AI Can Now Diagnose Acute Myeloid Leukemia
Thu, April 22, 2021

AI Can Now Diagnose Acute Myeloid Leukemia

AI can detect acute myeloid leukemia (AML) with high reliability, which is above 99% for some of the applied methods / Credits: Andrey_Popov via Shutterstock

 

Artificial intelligence has played a huge role in both detecting and diagnosing diseases. Recently, a team of researchers from the German Center for Neurodegenerative Diseases (DZNE) and the University of Bonn discovered that AI can detect one of the most common forms of blood cancer, acute myeloid leukemia (AML). Joachim Schultze, Ph.D., a research group leader at the DZNE and head of the department for genomics and immunoregulation at the LIMES Institute of the University of Bonn, stated that they investigated “the potential on the basis of a specific example.”

The study published in the journal iScience used data from more than 12,000 blood samples, which came from 105 different studies. Thus, this research makes the largest dataset to date on AML. Of all these blood samples, 4,100 derived from individuals diagnosed with AML, while the remaining samples were taken from individuals with other diseases or from healthy individuals. All of these data were eventually fed into algorithms, which then searched the transcriptome, a kind of fingerprint of gene activity, for disease-specific patterns. 

According to Science Daily, an American website that aggregates press releases and publishes lightly edited press releases about science, the data was analyzed and classified by the algorithms. Schultze reported that AI detected AML with high reliability, which is above 99% for some of the applied methods. “In fact, we tested various methods from the repertoire of machine learning and artificial intelligence. There was actually one algorithm that was particularly good, but the others were close behind,” he added. 

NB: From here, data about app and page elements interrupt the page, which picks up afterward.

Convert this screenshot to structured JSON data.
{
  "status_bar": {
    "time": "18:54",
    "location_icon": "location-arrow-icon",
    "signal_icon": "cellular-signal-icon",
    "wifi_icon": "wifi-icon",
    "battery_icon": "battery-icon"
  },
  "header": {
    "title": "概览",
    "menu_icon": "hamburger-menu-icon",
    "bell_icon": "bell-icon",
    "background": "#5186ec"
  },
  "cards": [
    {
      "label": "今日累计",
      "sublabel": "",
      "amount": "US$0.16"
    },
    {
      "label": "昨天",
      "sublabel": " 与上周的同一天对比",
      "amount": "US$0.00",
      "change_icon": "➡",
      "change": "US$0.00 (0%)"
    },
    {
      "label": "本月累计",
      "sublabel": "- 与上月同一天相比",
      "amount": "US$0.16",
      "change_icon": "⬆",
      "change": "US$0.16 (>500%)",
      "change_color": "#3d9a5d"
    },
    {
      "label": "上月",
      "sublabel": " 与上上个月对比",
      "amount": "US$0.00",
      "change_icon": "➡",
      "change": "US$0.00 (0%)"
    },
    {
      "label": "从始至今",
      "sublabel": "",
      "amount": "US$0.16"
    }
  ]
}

While this method can support conventional diagnostics and help save costs, Schultze stated that diagnosing AML still requires specialized physicians in the future. This study aims to provide experts with a tool that supports them in their diagnosis and help patients get help immediately. This is because the early stages of the symptoms of AML usually resemble those of a bad cold. “Possibly, the diagnosis would then happen earlier than it does now and therapy could start earlier,” he said.